Appalam making is a leading cottage industry prevalent in my maternal grandfather’s village. As a kid I was completely awestruck watching women & girls in our neighbourhood kneading mountainous dough, rolling appalam at lightning speed, and stacking dried appalam like a tower.  Whenever I was upset with my cousins or siblings I used to run to one of those houses and spend endless hours there watching them making appalam while enjoying their warmth & the food. During my mother’s recent visit there, they fondly remembered my childhood favorite appala-poo and prepared them along with appalam specially for me, even though they are not into this business currently.

Banana Blossom Usili

Indian medicine system recommends anything that tastes astringent such as banana flowers, pomegranate, red gram (toor dal),  Indian blackberry (black plum), etc. for women’s health as they keep uterus healthy. Consuming cooked banana flower with curd or yoghurt is believed to be one of the most efficient ways of treating excessive bleeding during menstruation as it increases the level of progesterone. So it is always better to prepare banana flower lentil crumble (vazhaipoo paruppu usili) and serve with yoghurt curry (mor-kulambu).

Moringa Flower Poriyal

Since moringa trees are primarily grown for their seed pods (drumsticks), moringa flowers are hardly available in the market. So we prepare poriyal in small quantity exclusively for a lactating mother in our family. It is preferred to cook buds & young white blossoms gently and use them in salad, soup, or curry. Please beware that it is not recommended to take moringa flowers during pregnancy as it may lead to miscarriage.

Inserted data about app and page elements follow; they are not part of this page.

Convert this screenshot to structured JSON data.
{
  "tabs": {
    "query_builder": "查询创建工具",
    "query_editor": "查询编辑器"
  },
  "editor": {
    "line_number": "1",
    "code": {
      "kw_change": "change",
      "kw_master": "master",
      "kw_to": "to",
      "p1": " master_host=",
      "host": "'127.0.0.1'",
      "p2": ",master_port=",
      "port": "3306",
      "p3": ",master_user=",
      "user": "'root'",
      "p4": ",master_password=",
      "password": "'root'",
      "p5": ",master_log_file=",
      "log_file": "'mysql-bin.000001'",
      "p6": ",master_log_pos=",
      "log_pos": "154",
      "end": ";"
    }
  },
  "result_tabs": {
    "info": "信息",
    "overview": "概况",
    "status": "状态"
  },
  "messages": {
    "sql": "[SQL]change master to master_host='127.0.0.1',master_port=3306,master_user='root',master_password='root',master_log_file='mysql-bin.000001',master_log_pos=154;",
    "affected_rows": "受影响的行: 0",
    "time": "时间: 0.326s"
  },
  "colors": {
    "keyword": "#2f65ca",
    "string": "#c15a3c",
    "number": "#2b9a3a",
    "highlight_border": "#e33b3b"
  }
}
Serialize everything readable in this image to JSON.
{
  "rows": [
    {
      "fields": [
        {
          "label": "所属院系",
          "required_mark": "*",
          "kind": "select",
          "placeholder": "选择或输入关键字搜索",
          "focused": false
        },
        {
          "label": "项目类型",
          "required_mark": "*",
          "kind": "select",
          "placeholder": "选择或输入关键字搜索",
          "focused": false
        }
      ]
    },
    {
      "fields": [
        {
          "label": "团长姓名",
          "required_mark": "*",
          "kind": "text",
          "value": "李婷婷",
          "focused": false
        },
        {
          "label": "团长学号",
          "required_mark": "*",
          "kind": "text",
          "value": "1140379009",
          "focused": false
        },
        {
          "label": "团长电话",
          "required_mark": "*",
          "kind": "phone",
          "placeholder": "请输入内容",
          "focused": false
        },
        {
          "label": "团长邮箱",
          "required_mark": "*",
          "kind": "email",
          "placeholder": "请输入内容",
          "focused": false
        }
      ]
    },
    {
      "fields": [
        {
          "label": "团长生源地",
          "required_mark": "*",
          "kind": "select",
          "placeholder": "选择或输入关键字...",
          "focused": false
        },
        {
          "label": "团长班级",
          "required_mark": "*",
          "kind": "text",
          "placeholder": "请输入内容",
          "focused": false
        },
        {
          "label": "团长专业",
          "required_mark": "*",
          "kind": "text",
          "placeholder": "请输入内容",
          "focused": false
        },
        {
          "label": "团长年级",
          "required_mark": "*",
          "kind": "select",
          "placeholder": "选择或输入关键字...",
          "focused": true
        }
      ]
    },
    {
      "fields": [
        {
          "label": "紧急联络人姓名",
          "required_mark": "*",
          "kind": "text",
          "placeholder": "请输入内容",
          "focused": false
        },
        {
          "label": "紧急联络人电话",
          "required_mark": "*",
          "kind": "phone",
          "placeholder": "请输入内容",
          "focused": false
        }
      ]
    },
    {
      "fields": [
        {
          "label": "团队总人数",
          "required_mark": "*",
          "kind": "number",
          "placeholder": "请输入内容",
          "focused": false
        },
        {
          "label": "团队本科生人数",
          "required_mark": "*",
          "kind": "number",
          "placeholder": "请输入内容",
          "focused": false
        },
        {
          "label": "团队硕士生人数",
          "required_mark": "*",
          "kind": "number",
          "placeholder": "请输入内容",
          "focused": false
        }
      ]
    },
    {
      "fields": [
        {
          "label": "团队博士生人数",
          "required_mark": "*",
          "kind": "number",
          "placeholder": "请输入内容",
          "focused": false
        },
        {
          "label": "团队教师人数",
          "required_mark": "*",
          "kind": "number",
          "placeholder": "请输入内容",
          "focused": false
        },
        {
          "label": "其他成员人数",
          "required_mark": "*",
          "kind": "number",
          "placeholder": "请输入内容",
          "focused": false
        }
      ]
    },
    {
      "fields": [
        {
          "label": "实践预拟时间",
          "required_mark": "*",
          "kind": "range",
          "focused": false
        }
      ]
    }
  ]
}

Ridge Gourd Kootu

Ridge gourd (Luffa acutangula) is a native vegetable that grows plentifully in every village in South India. Mildly-sweet flesh and the fibrous peel of ridge gourds are edible, so we generally prepare gothsu as a side for idli & dosa and kootu for rice using the flesh, and chutney (dip) using the peel.

Cassava root Poriyal

Cassava (yucca/ manioc) plants are widely grown in India as their roots are used for culinary purposes & leaves for their medicinal properties. These gluten-free tubers are known as maravalli kizhangu in northern districts of Tamilnadu & yezhilai kizhangu (meaning seven leaves) in southern districts.Since they are available in plenty during Nov-Dec, I have been making cassava poriyal often for lunch and also serve as an evening snack.

Cabbage Poriyal

As bland white cabbage has always been my family’s bête noire, I find vibrant purple cabbage/ red cabbage the best alternate, and I have prepared cabbage poriyal using purple cabbage and served with radish sambar as below.

Vallarai Thuvaiyal

Vallarai keerai (Centella Asiatica) is an amazing herb used here to improve the memory for children who are preparing for competitive exams and also for old people with decreased memory. It is always better to include such fresh herbs into our diet rather than taking them in capsule form. I also found that when we served a chutney using vallarai keerai to my father everyday, there was a significant improvement in his memory. So we can take vallarai thuvaiyal to improve our memory power naturally. It can be used as a spread for breads, dosa, or wraps and it can also be used as a side for idli, dosa, or any rice varieties.

Broad Beans Poriyal

Avarakkai poriyal (Broad beans poriyal) is a nutritious side dish that goes well with rice & sambar, rasam, morkuzhambu, or any other kuzhambu.  Kids also like this vegetable mainly for the delicious nutty beans inside the pods. Indian broad beans (avarakkai) are good sources of calcium, copper, phosphorus, magnesium, zinc, and iron, and they also contain some dietary fiber and vitamin C.